Task brief: Extract the complete data exactly as given.

Study material:
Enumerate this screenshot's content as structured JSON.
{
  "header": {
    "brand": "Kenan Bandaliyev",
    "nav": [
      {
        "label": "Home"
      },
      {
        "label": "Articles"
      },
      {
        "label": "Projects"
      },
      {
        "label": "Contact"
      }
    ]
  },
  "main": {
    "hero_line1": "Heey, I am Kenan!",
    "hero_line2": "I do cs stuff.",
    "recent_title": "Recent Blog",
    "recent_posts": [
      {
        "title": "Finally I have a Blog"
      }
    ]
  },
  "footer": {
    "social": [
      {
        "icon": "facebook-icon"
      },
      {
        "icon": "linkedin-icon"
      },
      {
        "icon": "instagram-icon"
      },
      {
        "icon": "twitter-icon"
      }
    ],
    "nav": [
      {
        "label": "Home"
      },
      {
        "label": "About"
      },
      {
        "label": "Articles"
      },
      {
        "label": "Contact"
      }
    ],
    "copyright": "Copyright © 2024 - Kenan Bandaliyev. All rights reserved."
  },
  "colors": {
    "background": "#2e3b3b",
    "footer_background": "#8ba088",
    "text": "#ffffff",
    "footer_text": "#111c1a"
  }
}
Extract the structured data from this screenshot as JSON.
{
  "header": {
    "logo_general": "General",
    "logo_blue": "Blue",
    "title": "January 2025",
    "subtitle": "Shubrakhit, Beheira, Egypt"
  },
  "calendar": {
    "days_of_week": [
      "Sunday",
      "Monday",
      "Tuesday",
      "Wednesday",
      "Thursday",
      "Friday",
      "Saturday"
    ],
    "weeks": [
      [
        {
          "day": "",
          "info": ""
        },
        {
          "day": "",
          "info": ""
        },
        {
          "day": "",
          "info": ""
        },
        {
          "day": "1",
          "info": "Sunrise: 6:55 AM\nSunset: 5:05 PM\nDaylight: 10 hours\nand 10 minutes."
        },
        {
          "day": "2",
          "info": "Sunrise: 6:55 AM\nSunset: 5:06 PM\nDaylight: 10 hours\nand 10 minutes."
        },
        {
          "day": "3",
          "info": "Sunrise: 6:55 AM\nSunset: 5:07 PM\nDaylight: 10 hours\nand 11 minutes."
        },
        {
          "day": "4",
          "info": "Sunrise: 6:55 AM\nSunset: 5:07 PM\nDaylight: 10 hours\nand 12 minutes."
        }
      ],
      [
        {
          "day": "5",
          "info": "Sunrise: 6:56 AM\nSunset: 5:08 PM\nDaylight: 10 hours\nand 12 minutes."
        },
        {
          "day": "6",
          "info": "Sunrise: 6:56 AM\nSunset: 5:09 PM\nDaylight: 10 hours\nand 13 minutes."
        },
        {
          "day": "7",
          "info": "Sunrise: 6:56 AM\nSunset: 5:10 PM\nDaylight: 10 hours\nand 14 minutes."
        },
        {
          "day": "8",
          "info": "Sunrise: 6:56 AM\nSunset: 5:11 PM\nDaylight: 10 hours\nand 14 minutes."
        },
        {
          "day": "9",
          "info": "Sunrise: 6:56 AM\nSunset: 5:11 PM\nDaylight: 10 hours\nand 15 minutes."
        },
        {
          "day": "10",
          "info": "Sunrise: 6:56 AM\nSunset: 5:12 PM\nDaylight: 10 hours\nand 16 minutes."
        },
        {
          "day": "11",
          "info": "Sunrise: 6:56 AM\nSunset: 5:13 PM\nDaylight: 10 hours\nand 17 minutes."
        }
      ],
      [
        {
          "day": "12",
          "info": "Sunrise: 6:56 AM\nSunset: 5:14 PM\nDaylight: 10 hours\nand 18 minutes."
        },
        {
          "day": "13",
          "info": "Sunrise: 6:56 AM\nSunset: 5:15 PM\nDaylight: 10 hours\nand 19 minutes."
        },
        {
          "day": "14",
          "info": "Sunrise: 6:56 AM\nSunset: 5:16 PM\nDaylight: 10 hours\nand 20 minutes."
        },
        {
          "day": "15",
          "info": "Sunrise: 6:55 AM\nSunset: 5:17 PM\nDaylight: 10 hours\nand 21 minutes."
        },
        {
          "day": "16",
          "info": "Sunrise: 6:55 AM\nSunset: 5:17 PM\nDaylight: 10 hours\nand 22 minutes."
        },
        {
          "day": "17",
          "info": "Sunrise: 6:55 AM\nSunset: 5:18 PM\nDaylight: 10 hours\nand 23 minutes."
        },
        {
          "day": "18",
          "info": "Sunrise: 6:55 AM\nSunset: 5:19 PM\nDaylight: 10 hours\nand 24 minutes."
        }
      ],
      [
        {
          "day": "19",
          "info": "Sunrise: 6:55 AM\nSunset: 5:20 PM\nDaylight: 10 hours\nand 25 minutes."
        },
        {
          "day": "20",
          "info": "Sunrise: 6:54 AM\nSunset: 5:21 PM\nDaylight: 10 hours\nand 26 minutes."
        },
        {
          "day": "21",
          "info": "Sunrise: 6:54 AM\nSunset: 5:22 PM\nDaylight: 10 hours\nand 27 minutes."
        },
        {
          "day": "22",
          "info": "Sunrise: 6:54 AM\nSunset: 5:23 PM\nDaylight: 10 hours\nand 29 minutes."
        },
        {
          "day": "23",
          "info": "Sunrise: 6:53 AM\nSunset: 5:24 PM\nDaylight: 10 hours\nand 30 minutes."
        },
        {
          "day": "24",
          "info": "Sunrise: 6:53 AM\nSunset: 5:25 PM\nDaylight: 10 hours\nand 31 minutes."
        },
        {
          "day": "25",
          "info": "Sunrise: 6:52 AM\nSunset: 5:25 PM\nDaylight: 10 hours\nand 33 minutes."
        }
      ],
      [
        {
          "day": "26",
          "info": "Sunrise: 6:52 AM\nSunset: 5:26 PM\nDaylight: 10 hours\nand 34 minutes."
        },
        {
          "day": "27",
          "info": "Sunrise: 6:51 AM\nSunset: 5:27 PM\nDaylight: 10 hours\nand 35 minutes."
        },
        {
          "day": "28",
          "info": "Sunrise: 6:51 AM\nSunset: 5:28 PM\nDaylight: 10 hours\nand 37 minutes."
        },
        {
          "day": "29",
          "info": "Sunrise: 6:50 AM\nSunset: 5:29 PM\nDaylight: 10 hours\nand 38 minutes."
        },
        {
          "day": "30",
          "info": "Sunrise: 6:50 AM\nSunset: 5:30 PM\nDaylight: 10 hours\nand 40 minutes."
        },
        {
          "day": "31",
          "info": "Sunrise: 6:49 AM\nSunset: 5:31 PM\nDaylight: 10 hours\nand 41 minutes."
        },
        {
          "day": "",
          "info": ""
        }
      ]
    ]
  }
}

The completed task:
Enumerate this screenshot's content as structured JSON.
{
  "header": {
    "brand": "Kenan Bandaliyev",
    "nav": [
      {
        "label": "Home"
      },
      {
        "label": "Articles"
      },
      {
        "label": "Projects"
      },
      {
        "label": "Contact"
      }
    ]
  },
  "main": {
    "hero_line1": "Heey, I am Kenan!",
    "hero_line2": "I do cs stuff.",
    "recent_title": "Recent Blog",
    "recent_posts": [
      {
        "title": "Finally I have a Blog"
      }
    ]
  },
  "footer": {
    "social": [
      {
        "icon": "facebook-icon"
      },
      {
        "icon": "linkedin-icon"
      },
      {
        "icon": "instagram-icon"
      },
      {
        "icon": "twitter-icon"
      }
    ],
    "nav": [
      {
        "label": "Home"
      },
      {
        "label": "About"
      },
      {
        "label": "Articles"
      },
      {
        "label": "Contact"
      }
    ],
    "copyright": "Copyright © 2024 - Kenan Bandaliyev. All rights reserved."
  },
  "colors": {
    "background": "#2e3b3b",
    "footer_background": "#8ba088",
    "text": "#ffffff",
    "footer_text": "#111c1a"
  }
}
Extract the structured data from this screenshot as JSON.
{
  "header": {
    "logo_general": "General",
    "logo_blue": "Blue",
    "title": "January 2025",
    "subtitle": "Shubrakhit, Beheira, Egypt"
  },
  "calendar": {
    "days_of_week": [
      "Sunday",
      "Monday",
      "Tuesday",
      "Wednesday",
      "Thursday",
      "Friday",
      "Saturday"
    ],
    "weeks": [
      [
        {
          "day": "",
          "info": ""
        },
        {
          "day": "",
          "info": ""
        },
        {
          "day": "",
          "info": ""
        },
        {
          "day": "1",
          "info": "Sunrise: 6:55 AM\nSunset: 5:05 PM\nDaylight: 10 hours\nand 10 minutes."
        },
        {
          "day": "2",
          "info": "Sunrise: 6:55 AM\nSunset: 5:06 PM\nDaylight: 10 hours\nand 10 minutes."
        },
        {
          "day": "3",
          "info": "Sunrise: 6:55 AM\nSunset: 5:07 PM\nDaylight: 10 hours\nand 11 minutes."
        },
        {
          "day": "4",
          "info": "Sunrise: 6:55 AM\nSunset: 5:07 PM\nDaylight: 10 hours\nand 12 minutes."
        }
      ],
      [
        {
          "day": "5",
          "info": "Sunrise: 6:56 AM\nSunset: 5:08 PM\nDaylight: 10 hours\nand 12 minutes."
        },
        {
          "day": "6",
          "info": "Sunrise: 6:56 AM\nSunset: 5:09 PM\nDaylight: 10 hours\nand 13 minutes."
        },
        {
          "day": "7",
          "info": "Sunrise: 6:56 AM\nSunset: 5:10 PM\nDaylight: 10 hours\nand 14 minutes."
        },
        {
          "day": "8",
          "info": "Sunrise: 6:56 AM\nSunset: 5:11 PM\nDaylight: 10 hours\nand 14 minutes."
        },
        {
          "day": "9",
          "info": "Sunrise: 6:56 AM\nSunset: 5:11 PM\nDaylight: 10 hours\nand 15 minutes."
        },
        {
          "day": "10",
          "info": "Sunrise: 6:56 AM\nSunset: 5:12 PM\nDaylight: 10 hours\nand 16 minutes."
        },
        {
          "day": "11",
          "info": "Sunrise: 6:56 AM\nSunset: 5:13 PM\nDaylight: 10 hours\nand 17 minutes."
        }
      ],
      [
        {
          "day": "12",
          "info": "Sunrise: 6:56 AM\nSunset: 5:14 PM\nDaylight: 10 hours\nand 18 minutes."
        },
        {
          "day": "13",
          "info": "Sunrise: 6:56 AM\nSunset: 5:15 PM\nDaylight: 10 hours\nand 19 minutes."
        },
        {
          "day": "14",
          "info": "Sunrise: 6:56 AM\nSunset: 5:16 PM\nDaylight: 10 hours\nand 20 minutes."
        },
        {
          "day": "15",
          "info": "Sunrise: 6:55 AM\nSunset: 5:17 PM\nDaylight: 10 hours\nand 21 minutes."
        },
        {
          "day": "16",
          "info": "Sunrise: 6:55 AM\nSunset: 5:17 PM\nDaylight: 10 hours\nand 22 minutes."
        },
        {
          "day": "17",
          "info": "Sunrise: 6:55 AM\nSunset: 5:18 PM\nDaylight: 10 hours\nand 23 minutes."
        },
        {
          "day": "18",
          "info": "Sunrise: 6:55 AM\nSunset: 5:19 PM\nDaylight: 10 hours\nand 24 minutes."
        }
      ],
      [
        {
          "day": "19",
          "info": "Sunrise: 6:55 AM\nSunset: 5:20 PM\nDaylight: 10 hours\nand 25 minutes."
        },
        {
          "day": "20",
          "info": "Sunrise: 6:54 AM\nSunset: 5:21 PM\nDaylight: 10 hours\nand 26 minutes."
        },
        {
          "day": "21",
          "info": "Sunrise: 6:54 AM\nSunset: 5:22 PM\nDaylight: 10 hours\nand 27 minutes."
        },
        {
          "day": "22",
          "info": "Sunrise: 6:54 AM\nSunset: 5:23 PM\nDaylight: 10 hours\nand 29 minutes."
        },
        {
          "day": "23",
          "info": "Sunrise: 6:53 AM\nSunset: 5:24 PM\nDaylight: 10 hours\nand 30 minutes."
        },
        {
          "day": "24",
          "info": "Sunrise: 6:53 AM\nSunset: 5:25 PM\nDaylight: 10 hours\nand 31 minutes."
        },
        {
          "day": "25",
          "info": "Sunrise: 6:52 AM\nSunset: 5:25 PM\nDaylight: 10 hours\nand 33 minutes."
        }
      ],
      [
        {
          "day": "26",
          "info": "Sunrise: 6:52 AM\nSunset: 5:26 PM\nDaylight: 10 hours\nand 34 minutes."
        },
        {
          "day": "27",
          "info": "Sunrise: 6:51 AM\nSunset: 5:27 PM\nDaylight: 10 hours\nand 35 minutes."
        },
        {
          "day": "28",
          "info": "Sunrise: 6:51 AM\nSunset: 5:28 PM\nDaylight: 10 hours\nand 37 minutes."
        },
        {
          "day": "29",
          "info": "Sunrise: 6:50 AM\nSunset: 5:29 PM\nDaylight: 10 hours\nand 38 minutes."
        },
        {
          "day": "30",
          "info": "Sunrise: 6:50 AM\nSunset: 5:30 PM\nDaylight: 10 hours\nand 40 minutes."
        },
        {
          "day": "31",
          "info": "Sunrise: 6:49 AM\nSunset: 5:31 PM\nDaylight: 10 hours\nand 41 minutes."
        },
        {
          "day": "",
          "info": ""
        }
      ]
    ]
  }
}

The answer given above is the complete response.